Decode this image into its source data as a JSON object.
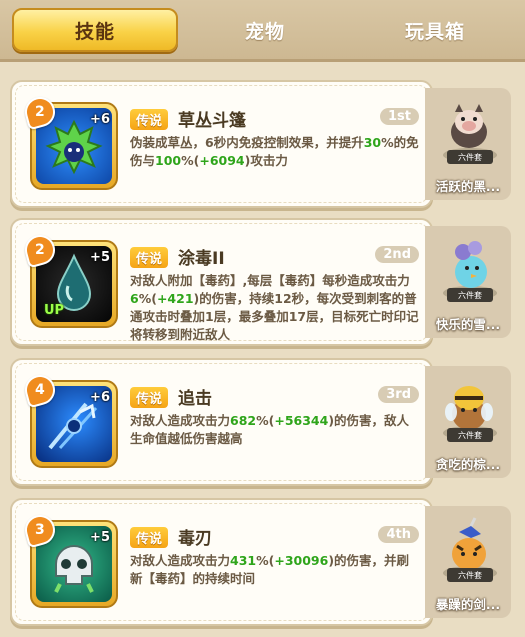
{
  "tabs": [
    {
      "label": "技能",
      "active": true
    },
    {
      "label": "宠物",
      "active": false
    },
    {
      "label": "玩具箱",
      "active": false
    }
  ],
  "skills": [
    {
      "level": "2",
      "plus": "+6",
      "up": "",
      "rarity": "传说",
      "name": "草丛斗篷",
      "rank": "1st",
      "desc_parts": [
        {
          "t": "伪装成草丛，6秒内免疫控制效果，并提升"
        },
        {
          "t": "30",
          "hl": true
        },
        {
          "t": "%的免伤与"
        },
        {
          "t": "100",
          "hl": true
        },
        {
          "t": "%("
        },
        {
          "t": "+6094",
          "hl": true
        },
        {
          "t": ")攻击力"
        }
      ],
      "icon": "bush-creature-icon",
      "pet": {
        "tag": "六件套",
        "name": "活跃的黑...",
        "icon": "boar-pet-icon"
      }
    },
    {
      "level": "2",
      "plus": "+5",
      "up": "UP",
      "rarity": "传说",
      "name": "涂毒II",
      "rank": "2nd",
      "desc_parts": [
        {
          "t": "对敌人附加【毒药】,每层【毒药】每秒造成攻击力"
        },
        {
          "t": "6",
          "hl": true
        },
        {
          "t": "%("
        },
        {
          "t": "+421",
          "hl": true
        },
        {
          "t": ")的伤害，持续12秒，每次受到刺客的普通攻击时叠加1层，最多叠加17层，目标死亡时印记将转移到附近敌人"
        }
      ],
      "icon": "poison-drop-icon",
      "pet": {
        "tag": "六件套",
        "name": "快乐的雪...",
        "icon": "snow-bird-pet-icon"
      }
    },
    {
      "level": "4",
      "plus": "+6",
      "up": "",
      "rarity": "传说",
      "name": "追击",
      "rank": "3rd",
      "desc_parts": [
        {
          "t": "对敌人造成攻击力"
        },
        {
          "t": "682",
          "hl": true
        },
        {
          "t": "%("
        },
        {
          "t": "+56344",
          "hl": true
        },
        {
          "t": ")的伤害，敌人生命值越低伤害越高"
        }
      ],
      "icon": "pursuit-slash-icon",
      "pet": {
        "tag": "六件套",
        "name": "贪吃的棕...",
        "icon": "bee-bear-pet-icon"
      }
    },
    {
      "level": "3",
      "plus": "+5",
      "up": "",
      "rarity": "传说",
      "name": "毒刃",
      "rank": "4th",
      "desc_parts": [
        {
          "t": "对敌人造成攻击力"
        },
        {
          "t": "431",
          "hl": true
        },
        {
          "t": "%("
        },
        {
          "t": "+30096",
          "hl": true
        },
        {
          "t": ")的伤害，并刷新【毒药】的持续时间"
        }
      ],
      "icon": "poison-skull-icon",
      "pet": {
        "tag": "六件套",
        "name": "暴躁的剑...",
        "icon": "tiger-pet-icon"
      }
    }
  ]
}
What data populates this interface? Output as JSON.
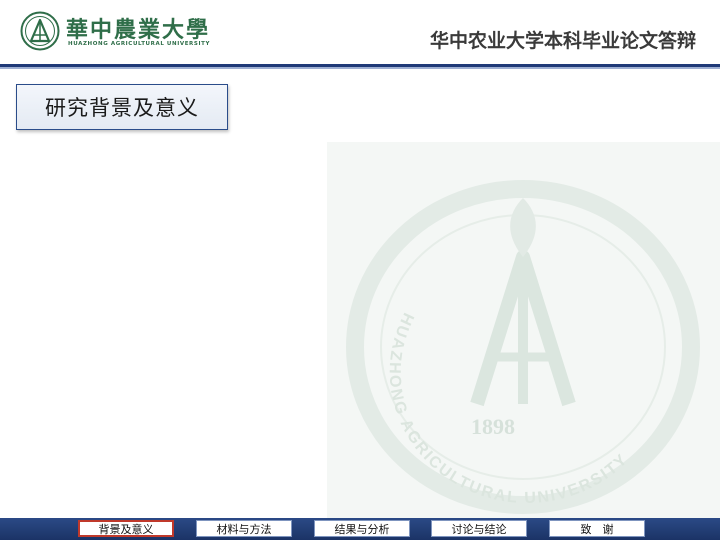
{
  "header": {
    "university_name": "華中農業大學",
    "university_name_en": "HUAZHONG AGRICULTURAL UNIVERSITY",
    "title": "华中农业大学本科毕业论文答辩"
  },
  "section": {
    "title": "研究背景及意义"
  },
  "watermark": {
    "year": "1898",
    "text": "HUAZHONG AGRICULTURAL UNIVERSITY"
  },
  "nav": {
    "active_index": 0,
    "items": [
      {
        "label": "背景及意义"
      },
      {
        "label": "材料与方法"
      },
      {
        "label": "结果与分析"
      },
      {
        "label": "讨论与结论"
      },
      {
        "label": "致　谢"
      }
    ]
  },
  "colors": {
    "brand_green": "#2f6e49",
    "nav_blue": "#1f3a78",
    "active_border": "#c0392b"
  },
  "icons": {
    "logo": "university-emblem-icon"
  }
}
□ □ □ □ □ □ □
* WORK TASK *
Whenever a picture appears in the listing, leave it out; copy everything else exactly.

* TASK RESULT *
Decode this image into its source data as a JSON object.
{
  "tabs": [
    {
      "label": "技能",
      "active": true
    },
    {
      "label": "宠物",
      "active": false
    },
    {
      "label": "玩具箱",
      "active": false
    }
  ],
  "skills": [
    {
      "level": "2",
      "plus": "+6",
      "up": "",
      "rarity": "传说",
      "name": "草丛斗篷",
      "rank": "1st",
      "desc_parts": [
        {
          "t": "伪装成草丛，6秒内免疫控制效果，并提升"
        },
        {
          "t": "30",
          "hl": true
        },
        {
          "t": "%的免伤与"
        },
        {
          "t": "100",
          "hl": true
        },
        {
          "t": "%("
        },
        {
          "t": "+6094",
          "hl": true
        },
        {
          "t": ")攻击力"
        }
      ],
      "icon": "bush-creature-icon",
      "pet": {
        "tag": "六件套",
        "name": "活跃的黑...",
        "icon": "boar-pet-icon"
      }
    },
    {
      "level": "2",
      "plus": "+5",
      "up": "UP",
      "rarity": "传说",
      "name": "涂毒II",
      "rank": "2nd",
      "desc_parts": [
        {
          "t": "对敌人附加【毒药】,每层【毒药】每秒造成攻击力"
        },
        {
          "t": "6",
          "hl": true
        },
        {
          "t": "%("
        },
        {
          "t": "+421",
          "hl": true
        },
        {
          "t": ")的伤害，持续12秒，每次受到刺客的普通攻击时叠加1层，最多叠加17层，目标死亡时印记将转移到附近敌人"
        }
      ],
      "icon": "poison-drop-icon",
      "pet": {
        "tag": "六件套",
        "name": "快乐的雪...",
        "icon": "snow-bird-pet-icon"
      }
    },
    {
      "level": "4",
      "plus": "+6",
      "up": "",
      "rarity": "传说",
      "name": "追击",
      "rank": "3rd",
      "desc_parts": [
        {
          "t": "对敌人造成攻击力"
        },
        {
          "t": "682",
          "hl": true
        },
        {
          "t": "%("
        },
        {
          "t": "+56344",
          "hl": true
        },
        {
          "t": ")的伤害，敌人生命值越低伤害越高"
        }
      ],
      "icon": "pursuit-slash-icon",
      "pet": {
        "tag": "六件套",
        "name": "贪吃的棕...",
        "icon": "bee-bear-pet-icon"
      }
    },
    {
      "level": "3",
      "plus": "+5",
      "up": "",
      "rarity": "传说",
      "name": "毒刃",
      "rank": "4th",
      "desc_parts": [
        {
          "t": "对敌人造成攻击力"
        },
        {
          "t": "431",
          "hl": true
        },
        {
          "t": "%("
        },
        {
          "t": "+30096",
          "hl": true
        },
        {
          "t": ")的伤害，并刷新【毒药】的持续时间"
        }
      ],
      "icon": "poison-skull-icon",
      "pet": {
        "tag": "六件套",
        "name": "暴躁的剑...",
        "icon": "tiger-pet-icon"
      }
    }
  ]
}
What data populates this interface? Output as JSON.
{
  "header": {
    "university_name": "華中農業大學",
    "university_name_en": "HUAZHONG AGRICULTURAL UNIVERSITY",
    "title": "华中农业大学本科毕业论文答辩"
  },
  "section": {
    "title": "研究背景及意义"
  },
  "watermark": {
    "year": "1898",
    "text": "HUAZHONG AGRICULTURAL UNIVERSITY"
  },
  "nav": {
    "active_index": 0,
    "items": [
      {
        "label": "背景及意义"
      },
      {
        "label": "材料与方法"
      },
      {
        "label": "结果与分析"
      },
      {
        "label": "讨论与结论"
      },
      {
        "label": "致　谢"
      }
    ]
  },
  "colors": {
    "brand_green": "#2f6e49",
    "nav_blue": "#1f3a78",
    "active_border": "#c0392b"
  },
  "icons": {
    "logo": "university-emblem-icon"
  }
}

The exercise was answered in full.